Or let’s take a look at politics.  Now, I realize that everyone assembled here is likely to agree that activism and engagement in the events of our world are necessary assets for political scientists and good citizens.  But how many political issues does one really have to be on top of?  And what if we crave to be in a single, easily identified political camp?  Here again, Zillah leads us in a thousand directions at once, and just when we think we’ve gotten our bearings, we’re veering off down another track.  We can be feminists who sincerely believe in gender equality and women’s empowerment, but we’d better make sure that includes women who wear hijab and recognizes “women’s bodies” as including all sizes, shapes, colors, and genitals.  We can adopt staunch anti-racist politics, but an uncompromising defense of reproductive rights for all and opposition to all kinds of gender-based violence had better be front and center in our anti-racism.  We can go door to door for Obama in Pennsylvania or Ohio, but don’t for a minute let him off the hook when it comes to drone attacks in Pakistan and Yemen or forced deportations or not shutting down Guantánamo and Bagram—rather, stand up in opposition.  Actually, when Zillah is around one is ill-advised to identify with “left” or “right” or “West” or “East” or “black” or “white,” because you’ll find all these categories coming apart before your eyes (and don’t even try to call that “post-modern” or think you know what that means).  So my point here is, shouldn’t you all be breathing a sigh of relief?  Think of the endless political confusion and disorientation you’re being spared thanks to Zillah’s decision to wander off into the sun.

 

Finally, on the topic I know everyone thinks is where Zillah reigns supreme, clothes, let me respectfully suggest that here too fashion does have its standards.  I mean, come on, what’s with the green and purple and orange all mixed together, the alternating gigantic and teeny-tiny bags, the flounces over tights and hip-hop sneakers, or the miles of chains and beads and rings and earrings to the shoulders?  Is this polyversal, polychromatic Eisenstein-sense-of-style any kind of example to set for I.C.’s students?  How will they go out and be successful in the corporate world, where everyone knows the mandatory color scheme must never depart from various tones of beige, grey, white or black?  Isn’t there some benefit to having the paragon of counter-fashion a little less visible, a little less able to divert young bodies down dangerous and deviating paths?

 

Yet we can always hope that freedom from the confines of academia will change Zillah’s wanton, misguided ways.  Why, who knows? We might even find her one of these days studying religious mysticism, advocating for free T.V. dinners for all, wearing neutral-toned pants suits, or (don’t kill me on this one, Zillah) playing golf.  One never can predict with Zillah.  So take heart, Ithaca people, you might be able to reap a double advantage from Zillah’s hasty decision to flee the coop.  On the one hand, you get to unburden yourselves of the influence of dubious behaviors and ideas that will get you into trouble every time.  On the other, you can follow vicariously as Zillah leads you toward new territories and fashions neither you nor she ever dreamed you’d discover.  So don’t say good-by, say hello to Zillah anew, and in that spirit, sing with me:

 

HELLO ZILLAH (to the tune of “Hello, Dolly”)

 

Hello Zillah, well hello Zillah – we can’t wait to see your next amazing run!

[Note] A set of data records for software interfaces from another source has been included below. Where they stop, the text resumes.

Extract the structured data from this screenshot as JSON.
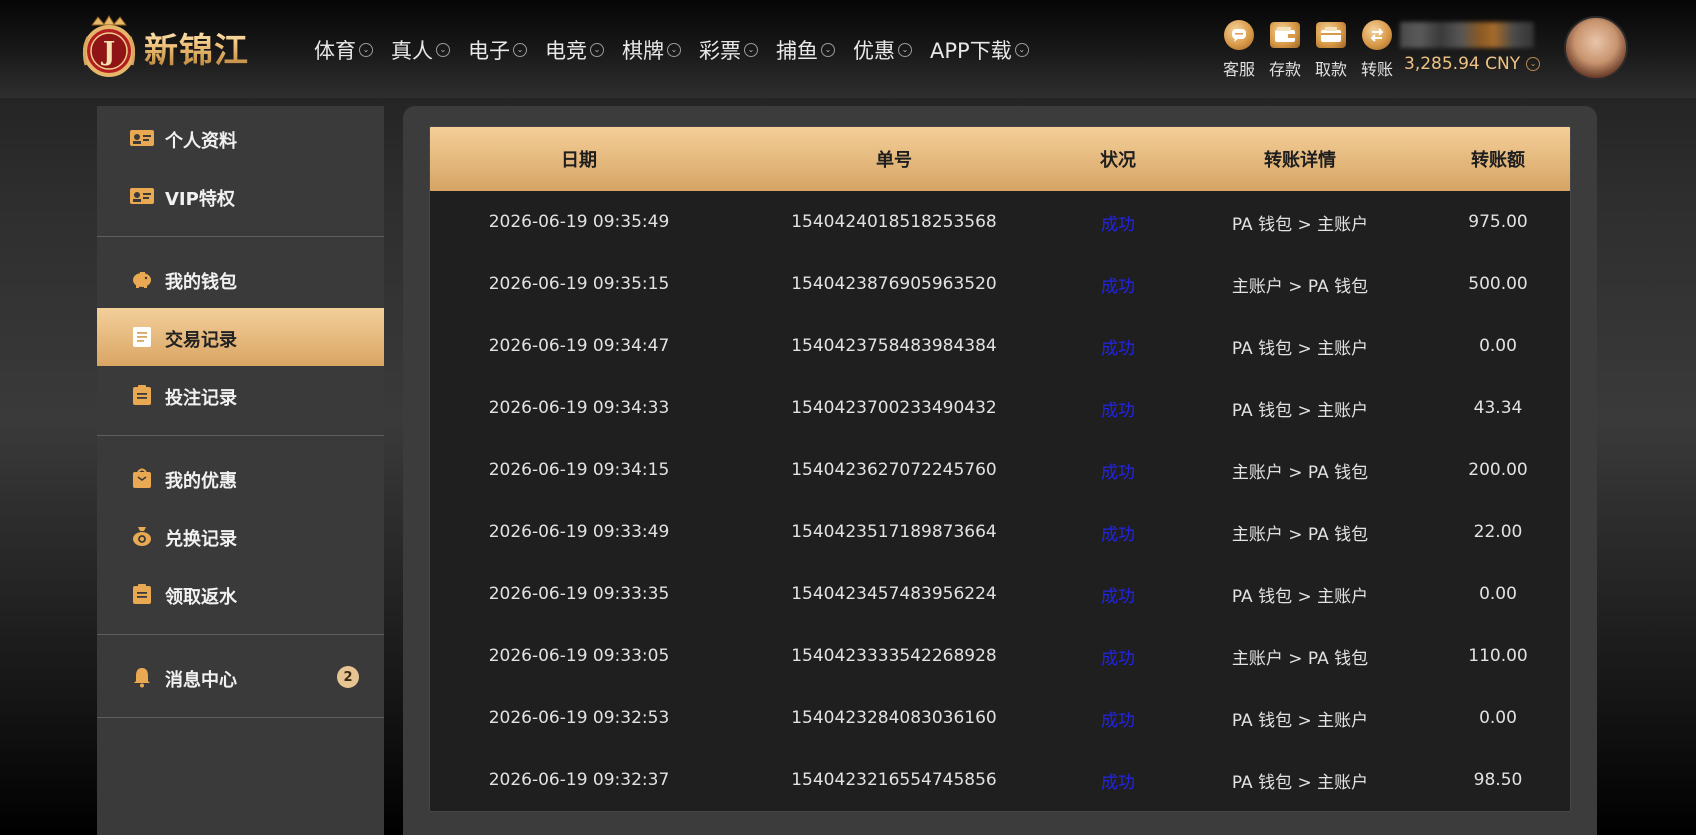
{
  "brand": {
    "name": "新锦江",
    "badge_letter": "J"
  },
  "nav": [
    {
      "label": "体育"
    },
    {
      "label": "真人"
    },
    {
      "label": "电子"
    },
    {
      "label": "电竞"
    },
    {
      "label": "棋牌"
    },
    {
      "label": "彩票"
    },
    {
      "label": "捕鱼"
    },
    {
      "label": "优惠"
    },
    {
      "label": "APP下载"
    }
  ],
  "actions": [
    {
      "label": "客服",
      "icon": "chat-icon"
    },
    {
      "label": "存款",
      "icon": "deposit-wallet-icon"
    },
    {
      "label": "取款",
      "icon": "withdraw-wallet-icon"
    },
    {
      "label": "转账",
      "icon": "transfer-icon"
    }
  ],
  "balance": "3,285.94 CNY",
  "sidebar": {
    "items": [
      {
        "label": "个人资料",
        "icon": "id-card-icon"
      },
      {
        "label": "VIP特权",
        "icon": "vip-card-icon"
      },
      {
        "label": "我的钱包",
        "icon": "piggy-bank-icon"
      },
      {
        "label": "交易记录",
        "icon": "document-icon",
        "active": true
      },
      {
        "label": "投注记录",
        "icon": "clipboard-icon"
      },
      {
        "label": "我的优惠",
        "icon": "gift-bag-icon"
      },
      {
        "label": "兑换记录",
        "icon": "money-bag-icon"
      },
      {
        "label": "领取返水",
        "icon": "clipboard-icon"
      },
      {
        "label": "消息中心",
        "icon": "bell-icon",
        "badge": "2"
      }
    ]
  },
  "table": {
    "headers": [
      "日期",
      "单号",
      "状况",
      "转账详情",
      "转账额"
    ],
    "rows": [
      [
        "2026-06-19 09:35:49",
        "1540424018518253568",
        "成功",
        "PA 钱包 > 主账户",
        "975.00"
      ],
      [
        "2026-06-19 09:35:15",
        "1540423876905963520",
        "成功",
        "主账户 > PA 钱包",
        "500.00"
      ],
      [
        "2026-06-19 09:34:47",
        "1540423758483984384",
        "成功",
        "PA 钱包 > 主账户",
        "0.00"
      ],
      [
        "2026-06-19 09:34:33",
        "1540423700233490432",
        "成功",
        "PA 钱包 > 主账户",
        "43.34"
      ],
      [
        "2026-06-19 09:34:15",
        "1540423627072245760",
        "成功",
        "主账户 > PA 钱包",
        "200.00"
      ],
      [
        "2026-06-19 09:33:49",
        "1540423517189873664",
        "成功",
        "主账户 > PA 钱包",
        "22.00"
      ],
      [
        "2026-06-19 09:33:35",
        "1540423457483956224",
        "成功",
        "PA 钱包 > 主账户",
        "0.00"
      ],
      [
        "2026-06-19 09:33:05",
        "1540423333542268928",
        "成功",
        "主账户 > PA 钱包",
        "110.00"
      ],
      [
        "2026-06-19 09:32:53",
        "1540423284083036160",
        "成功",
        "PA 钱包 > 主账户",
        "0.00"
      ],
      [
        "2026-06-19 09:32:37",
        "1540423216554745856",
        "成功",
        "PA 钱包 > 主账户",
        "98.50"
      ]
    ]
  },
  "colors": {
    "gold": "#e0ad68",
    "status_success": "#2323e6"
  }
}
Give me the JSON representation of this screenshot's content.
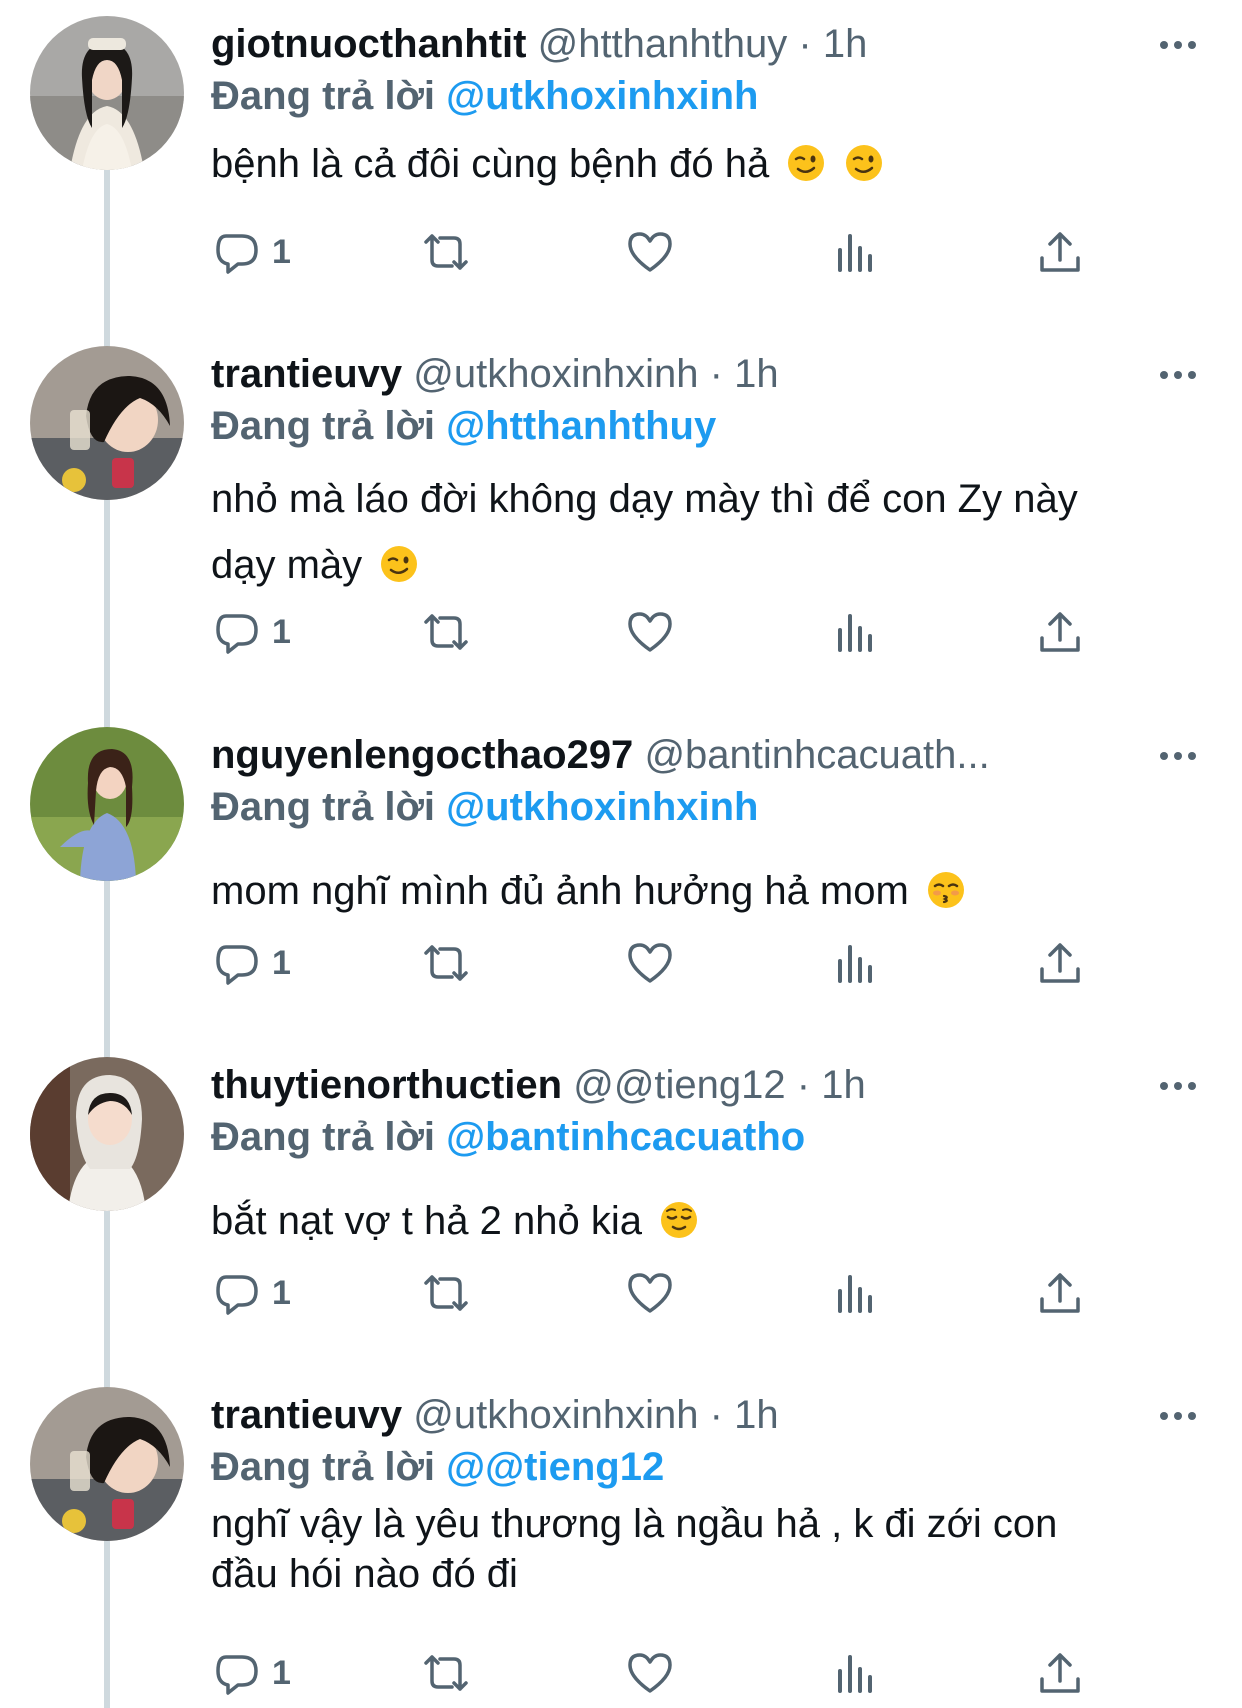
{
  "tweets": [
    {
      "name": "giotnuocthanhtit",
      "handle": "@htthanhthuy",
      "time": "1h",
      "replying_label": "Đang trả lời",
      "replying_to": "@utkhoxinhxinh",
      "text": "bệnh là cả đôi cùng bệnh đó hả",
      "emoji": [
        "wink-emoji",
        "wink-emoji"
      ],
      "reply_count": "1"
    },
    {
      "name": "trantieuvy",
      "handle": "@utkhoxinhxinh",
      "time": "1h",
      "replying_label": "Đang trả lời",
      "replying_to": "@htthanhthuy",
      "text": "nhỏ mà láo đời không dạy mày thì để con Zy này",
      "text_line2": "dạy mày",
      "emoji": [
        "wink-emoji"
      ],
      "reply_count": "1"
    },
    {
      "name": "nguyenlengocthao297",
      "handle": "@bantinhcacuath...",
      "time": "",
      "replying_label": "Đang trả lời",
      "replying_to": "@utkhoxinhxinh",
      "text": "mom nghĩ mình đủ ảnh hưởng hả mom",
      "emoji": [
        "kissing-emoji"
      ],
      "reply_count": "1"
    },
    {
      "name": "thuytienorthuctien",
      "handle": "@@tieng12",
      "time": "1h",
      "replying_label": "Đang trả lời",
      "replying_to": "@bantinhcacuatho",
      "text": "bắt nạt vợ t hả 2 nhỏ kia",
      "emoji": [
        "relieved-emoji"
      ],
      "reply_count": "1"
    },
    {
      "name": "trantieuvy",
      "handle": "@utkhoxinhxinh",
      "time": "1h",
      "replying_label": "Đang trả lời",
      "replying_to": "@@tieng12",
      "text": "nghĩ vậy là yêu thương là ngầu hả , k đi zới con",
      "text_line2": "đầu hói nào đó đi",
      "emoji": [],
      "reply_count": "1"
    }
  ],
  "separator": "·",
  "colors": {
    "link": "#1d9bf0",
    "secondary": "#536471",
    "primary_text": "#0f1419",
    "thread_line": "#cfd9de"
  },
  "icons": [
    "reply-icon",
    "retweet-icon",
    "like-icon",
    "views-icon",
    "share-icon",
    "more-icon"
  ]
}
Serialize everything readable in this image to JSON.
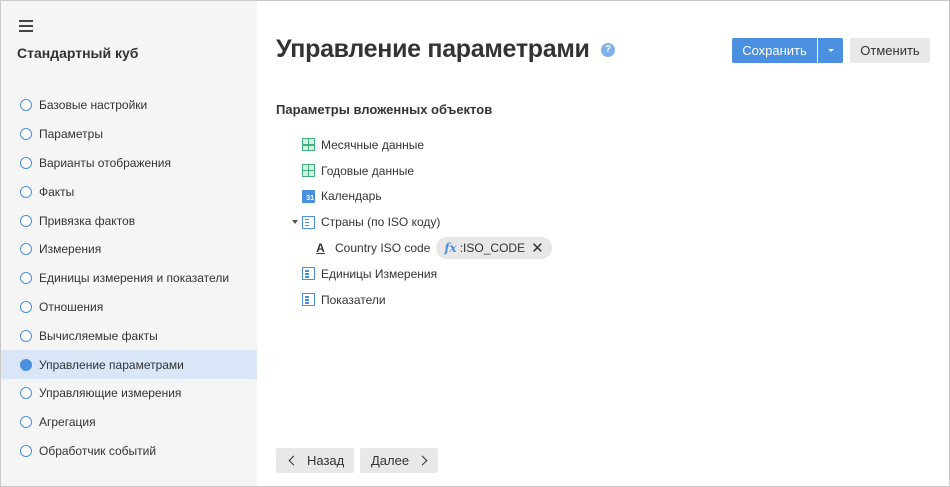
{
  "sidebar": {
    "app_title": "Стандартный куб",
    "items": [
      {
        "label": "Базовые настройки"
      },
      {
        "label": "Параметры"
      },
      {
        "label": "Варианты отображения"
      },
      {
        "label": "Факты"
      },
      {
        "label": "Привязка фактов"
      },
      {
        "label": "Измерения"
      },
      {
        "label": "Единицы измерения и показатели"
      },
      {
        "label": "Отношения"
      },
      {
        "label": "Вычисляемые факты"
      },
      {
        "label": "Управление параметрами",
        "active": true
      },
      {
        "label": "Управляющие измерения"
      },
      {
        "label": "Агрегация"
      },
      {
        "label": "Обработчик событий"
      }
    ]
  },
  "header": {
    "title": "Управление параметрами",
    "help_icon": "?",
    "save_label": "Сохранить",
    "cancel_label": "Отменить"
  },
  "main": {
    "section_title": "Параметры вложенных объектов",
    "tree": [
      {
        "label": "Месячные данные",
        "icon": "table-icon"
      },
      {
        "label": "Годовые данные",
        "icon": "table-icon"
      },
      {
        "label": "Календарь",
        "icon": "calendar-icon"
      },
      {
        "label": "Страны (по ISO коду)",
        "icon": "dictionary-icon",
        "expanded": true
      },
      {
        "label": "Country ISO code",
        "icon": "attribute-icon",
        "chip": ":ISO_CODE",
        "chip_prefix": "fx"
      },
      {
        "label": "Единицы Измерения",
        "icon": "dictionary-icon"
      },
      {
        "label": "Показатели",
        "icon": "dictionary-icon"
      }
    ]
  },
  "footer": {
    "back_label": "Назад",
    "next_label": "Далее"
  },
  "colors": {
    "accent": "#4a8fe0",
    "sidebar_bg": "#f5f5f5",
    "active_item_bg": "#d8e6f8",
    "table_icon": "#3fb27f"
  }
}
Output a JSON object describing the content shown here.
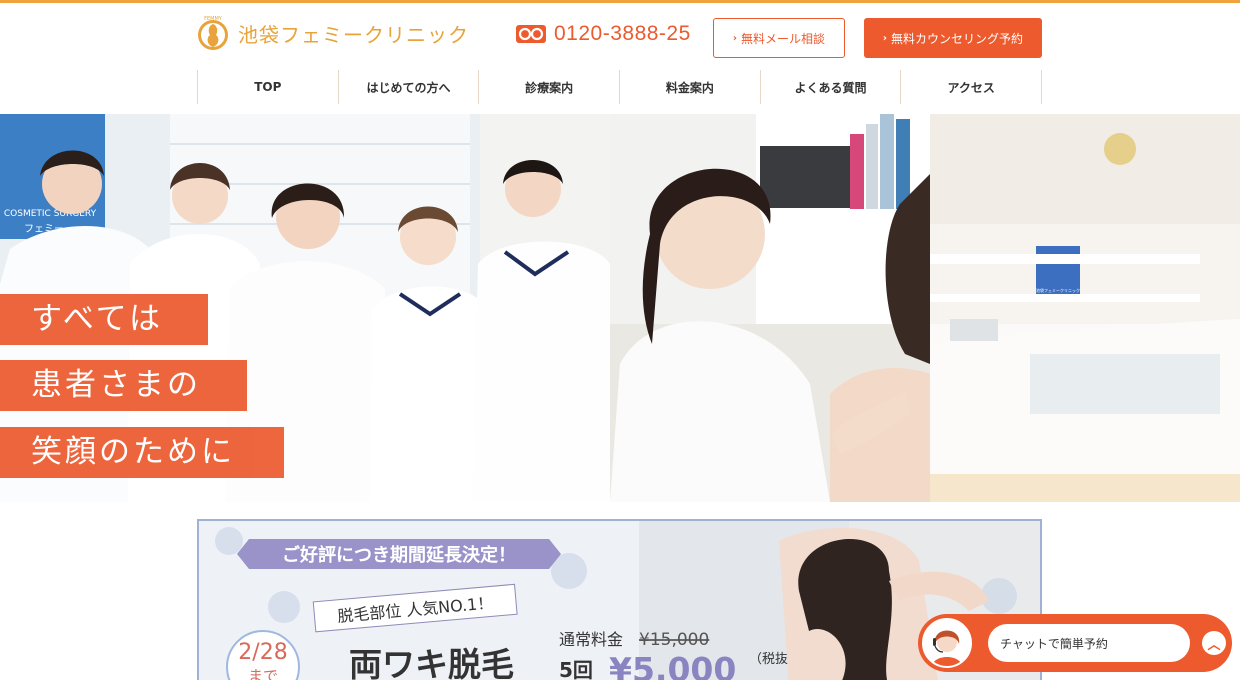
{
  "header": {
    "logo_text": "池袋フェミークリニック",
    "logo_emblem_text": "FEMMY",
    "phone_number": "0120-3888-25",
    "mail_button_label": "無料メール相談",
    "reserve_button_label": "無料カウンセリング予約"
  },
  "nav": {
    "items": [
      {
        "label": "TOP"
      },
      {
        "label": "はじめての方へ"
      },
      {
        "label": "診療案内"
      },
      {
        "label": "料金案内"
      },
      {
        "label": "よくある質問"
      },
      {
        "label": "アクセス"
      }
    ]
  },
  "hero": {
    "tagline_lines": [
      "すべては",
      "患者さまの",
      "笑顔のために"
    ],
    "wall_sign_text": "COSMETIC SURGERY",
    "wall_sign_text_2": "フェミー",
    "reception_sign_text": "池袋フェミークリニック"
  },
  "banner": {
    "ribbon": "ご好評につき期間延長決定！",
    "sub_heading": "脱毛部位 人気NO.1！",
    "deadline_date": "2/28",
    "deadline_suffix": "まで",
    "title": "両ワキ脱毛",
    "regular_price_label": "通常料金",
    "regular_price": "¥15,000",
    "count": "5回",
    "price": "¥5,000",
    "tax_note": "（税抜"
  },
  "chat": {
    "label": "チャットで簡単予約",
    "toggle_icon": "chevron-up-icon"
  },
  "colors": {
    "accent": "#ec5a2e",
    "logo": "#e8a43a",
    "top_line": "#f0a33c"
  }
}
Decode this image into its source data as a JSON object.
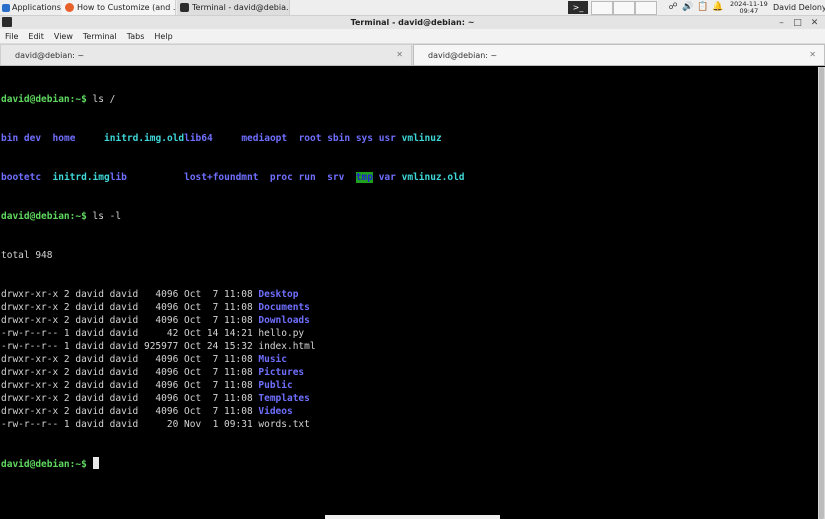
{
  "panel": {
    "apps_label": "Applications",
    "tasks": [
      {
        "label": "How to Customize (and ..."
      },
      {
        "label": "Terminal - david@debia..."
      }
    ],
    "date": "2024-11-19",
    "time": "09:47",
    "user": "David Delony"
  },
  "window": {
    "title": "Terminal - david@debian: ~"
  },
  "menu": [
    "File",
    "Edit",
    "View",
    "Terminal",
    "Tabs",
    "Help"
  ],
  "tabs": [
    {
      "label": "david@debian: ~",
      "active": false
    },
    {
      "label": "david@debian: ~",
      "active": true
    }
  ],
  "terminal": {
    "prompt": "david@debian:~$",
    "cmd1": " ls /",
    "root_row1": [
      "bin",
      "dev",
      "home",
      "initrd.img.old",
      "lib64",
      "media",
      "opt",
      "root",
      "sbin",
      "sys",
      "usr",
      "vmlinuz"
    ],
    "root_row2": [
      "boot",
      "etc",
      "initrd.img",
      "lib",
      "lost+found",
      "mnt",
      "proc",
      "run",
      "srv",
      "tmp",
      "var",
      "vmlinuz.old"
    ],
    "cmd2": " ls -l",
    "total": "total 948",
    "entries": [
      {
        "meta": "drwxr-xr-x 2 david david   4096 Oct  7 11:08 ",
        "name": "Desktop",
        "type": "dir"
      },
      {
        "meta": "drwxr-xr-x 2 david david   4096 Oct  7 11:08 ",
        "name": "Documents",
        "type": "dir"
      },
      {
        "meta": "drwxr-xr-x 2 david david   4096 Oct  7 11:08 ",
        "name": "Downloads",
        "type": "dir"
      },
      {
        "meta": "-rw-r--r-- 1 david david     42 Oct 14 14:21 ",
        "name": "hello.py",
        "type": "file"
      },
      {
        "meta": "-rw-r--r-- 1 david david 925977 Oct 24 15:32 ",
        "name": "index.html",
        "type": "file"
      },
      {
        "meta": "drwxr-xr-x 2 david david   4096 Oct  7 11:08 ",
        "name": "Music",
        "type": "dir"
      },
      {
        "meta": "drwxr-xr-x 2 david david   4096 Oct  7 11:08 ",
        "name": "Pictures",
        "type": "dir"
      },
      {
        "meta": "drwxr-xr-x 2 david david   4096 Oct  7 11:08 ",
        "name": "Public",
        "type": "dir"
      },
      {
        "meta": "drwxr-xr-x 2 david david   4096 Oct  7 11:08 ",
        "name": "Templates",
        "type": "dir"
      },
      {
        "meta": "drwxr-xr-x 2 david david   4096 Oct  7 11:08 ",
        "name": "Videos",
        "type": "dir"
      },
      {
        "meta": "-rw-r--r-- 1 david david     20 Nov  1 09:31 ",
        "name": "words.txt",
        "type": "file"
      }
    ]
  },
  "icons": {
    "apps": "xfce-mouse-icon",
    "browser": "firefox-icon",
    "terminal": "terminal-icon",
    "tray": [
      "network-icon",
      "volume-icon",
      "clipboard-icon",
      "notification-bell-icon"
    ]
  },
  "colors": {
    "prompt": "#5fd75f",
    "directory": "#6f6fff",
    "symlink": "#3fd7d7",
    "tmp_bg": "#1fa11f",
    "terminal_bg": "#000000"
  }
}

Where will you stray, Zillah?  We can’t say, Zillah, but we hope you’ll take us with you

for the thrills and fun.

So keep on traveling places, invading cyberspaces, writing books and blogs that keep

our minds aglow.

We know the world needs you, hope that Obama reads you,

You’re the counter-fashion queen, health food, yoga, hot cuisine,

Zillah, we’re just saying, go girl go!

Photos of Celebration

Event at Ithaca College celebrating Zillah’s tenure.

This gallery contains 5 photos